On November 16th, the Financial Industry Regulatory Authority (FINRA) fined Scottrade $2.6 million over lapses in its record keeping systems. Brokerage firms are required to keep all incoming and outgoing correspondence. Additional requirements include storing emails in “WORM” format meaning, “write once, read many.” This type of format prevents documents from being altered.
As securities fraud lawyers, we rely on brokerage firms being able to provide accurate discovery when investors make claims against their broker. Was an order unsolicited? Did the customer tell the broker that he or she was interested in preservation of capital? Did the investor give certain instructions to the broker?
If records can be altered or destroyed, there is no confidence in the system. Because brokerage firms have a duty to store records in a secure format, Scottrade’s violation could help customers who have complaints against the company. It’s much harder for a broker to defend against securities fraud allegations if it can’t produce records.
FINRA says that the company failed to preserve more than 168 million emails and also failed to preserve emails in a format that prevents alteration. Although many of the emails were routine computer generated notifications, some were important documents.
The company settled the charges without any admission of wrongdoing. Scottrade claims they self reported the problem after an internal audit discovered the problem. Published reports, however, say the problem was worse than reported.
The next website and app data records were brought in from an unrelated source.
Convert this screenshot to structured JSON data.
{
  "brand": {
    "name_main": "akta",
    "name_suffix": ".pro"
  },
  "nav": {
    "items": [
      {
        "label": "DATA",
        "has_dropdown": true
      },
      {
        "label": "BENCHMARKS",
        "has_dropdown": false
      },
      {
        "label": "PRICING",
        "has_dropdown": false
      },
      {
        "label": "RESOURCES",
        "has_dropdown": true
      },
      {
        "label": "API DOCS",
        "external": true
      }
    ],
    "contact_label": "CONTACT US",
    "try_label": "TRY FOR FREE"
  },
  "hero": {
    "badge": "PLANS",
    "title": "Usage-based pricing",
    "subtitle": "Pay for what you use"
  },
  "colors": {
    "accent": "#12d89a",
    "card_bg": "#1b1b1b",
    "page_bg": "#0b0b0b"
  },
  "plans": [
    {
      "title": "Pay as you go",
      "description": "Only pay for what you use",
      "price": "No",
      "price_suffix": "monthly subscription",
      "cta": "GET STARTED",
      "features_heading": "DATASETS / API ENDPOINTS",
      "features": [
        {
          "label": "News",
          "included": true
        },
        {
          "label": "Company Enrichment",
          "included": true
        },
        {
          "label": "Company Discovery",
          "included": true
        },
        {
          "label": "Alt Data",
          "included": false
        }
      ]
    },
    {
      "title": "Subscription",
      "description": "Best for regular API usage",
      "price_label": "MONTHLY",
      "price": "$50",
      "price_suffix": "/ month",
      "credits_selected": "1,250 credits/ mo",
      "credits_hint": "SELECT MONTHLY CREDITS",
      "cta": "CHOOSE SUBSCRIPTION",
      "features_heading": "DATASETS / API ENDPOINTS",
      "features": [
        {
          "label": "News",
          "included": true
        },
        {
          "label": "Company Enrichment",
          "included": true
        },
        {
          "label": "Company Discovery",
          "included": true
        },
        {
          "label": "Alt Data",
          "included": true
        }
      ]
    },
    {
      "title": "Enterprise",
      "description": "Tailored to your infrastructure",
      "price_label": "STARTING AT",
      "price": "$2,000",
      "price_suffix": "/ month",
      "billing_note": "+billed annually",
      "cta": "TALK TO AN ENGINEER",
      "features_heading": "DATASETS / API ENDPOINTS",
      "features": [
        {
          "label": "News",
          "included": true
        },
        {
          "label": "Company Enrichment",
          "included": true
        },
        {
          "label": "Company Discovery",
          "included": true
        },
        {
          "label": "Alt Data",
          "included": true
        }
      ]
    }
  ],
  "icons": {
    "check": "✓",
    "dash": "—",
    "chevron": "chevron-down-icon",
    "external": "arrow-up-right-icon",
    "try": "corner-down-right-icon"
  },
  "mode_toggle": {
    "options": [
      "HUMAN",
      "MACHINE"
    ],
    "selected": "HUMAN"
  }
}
Five months earlier Scottrade paid a $300,000 fine to settle allegations that it failed to implement a proper supervisory system to review third party wire transfers of customer funds. Fraudsters often pose as customers and attempt to get brokers and banks to money from customer accounts.
During FINRA’s audit period, Scottrade had process $884 million in wire transfers.
Just a few months earlier, the company was hit with a $200,000 sanction after FINRA determined it had failed to insure the security and confidentiality of customer records.
All told, there are 20 regulatory actions or findings against the company since 2000.
Many of these breaches and regulatory findings put customers at risk. We are most concerned about the lack of supervisory controls, especially in an age of rampant identity theft. Our concerns are more than hypothetical, public records indicate that National Union Fire Insurance was forced to pay claims on behalf of a Scottrade employee who allegedly misappropriated customer funds.
Stockbrokers and the brokerage firms that employ them make mistakes. A few actors go one step beyond and commit fraud or criminal acts. Regardless of the broker’s motivation, brokerage firms are responsible for the mistakes and crimes of their employees.
If you feel that you were the victim of securities fraud, give us a call. Most cases can be handled on a contingency fee basis. Even if you used a discount broker like Scottrade, claims can still be brought if the broker failed to carry out your orders or if a third party was trading you account on a discount broker’s platform.
For more information, contact attorney Brian Mahany at or by telephone at (414) 704-6731.
MahanyLaw – America’s Fraud Recovery Lawyers